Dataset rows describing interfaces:
*** Begin section ***

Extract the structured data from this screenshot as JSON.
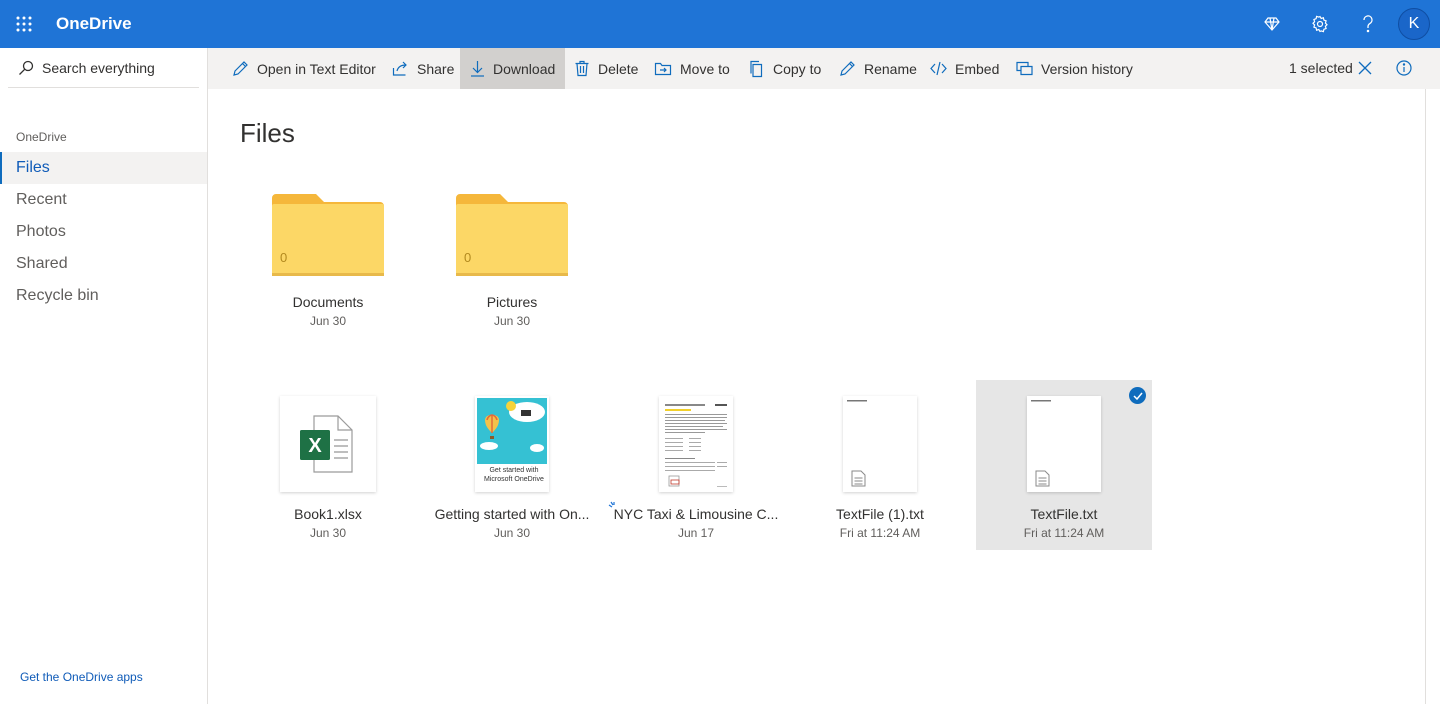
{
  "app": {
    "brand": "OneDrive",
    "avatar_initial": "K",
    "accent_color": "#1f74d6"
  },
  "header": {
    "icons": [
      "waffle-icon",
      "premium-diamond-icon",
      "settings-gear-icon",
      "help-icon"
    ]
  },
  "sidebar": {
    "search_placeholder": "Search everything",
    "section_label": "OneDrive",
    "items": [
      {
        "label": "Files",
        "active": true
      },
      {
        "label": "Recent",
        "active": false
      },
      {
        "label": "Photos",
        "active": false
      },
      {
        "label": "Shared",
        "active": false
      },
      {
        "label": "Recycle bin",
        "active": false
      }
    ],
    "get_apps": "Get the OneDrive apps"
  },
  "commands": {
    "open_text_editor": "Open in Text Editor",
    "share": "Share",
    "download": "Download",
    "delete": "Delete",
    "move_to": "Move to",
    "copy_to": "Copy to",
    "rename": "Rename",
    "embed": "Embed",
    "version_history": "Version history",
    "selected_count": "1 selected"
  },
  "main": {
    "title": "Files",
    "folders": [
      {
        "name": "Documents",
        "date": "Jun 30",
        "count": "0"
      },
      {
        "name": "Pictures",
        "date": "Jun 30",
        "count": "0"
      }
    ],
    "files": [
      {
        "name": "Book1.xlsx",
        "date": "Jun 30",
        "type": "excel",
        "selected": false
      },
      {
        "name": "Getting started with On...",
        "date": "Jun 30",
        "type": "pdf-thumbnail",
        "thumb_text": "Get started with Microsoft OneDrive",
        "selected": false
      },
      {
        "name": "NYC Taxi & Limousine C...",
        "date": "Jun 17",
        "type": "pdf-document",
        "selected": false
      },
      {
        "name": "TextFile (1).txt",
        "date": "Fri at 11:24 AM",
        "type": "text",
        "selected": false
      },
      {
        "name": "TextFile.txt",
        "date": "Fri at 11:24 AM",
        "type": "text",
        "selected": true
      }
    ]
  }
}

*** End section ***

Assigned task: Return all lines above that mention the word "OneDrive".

Exercise solution:
    "brand": "OneDrive",
    "section_label": "OneDrive",
    "get_apps": "Get the OneDrive apps"
        "thumb_text": "Get started with Microsoft OneDrive",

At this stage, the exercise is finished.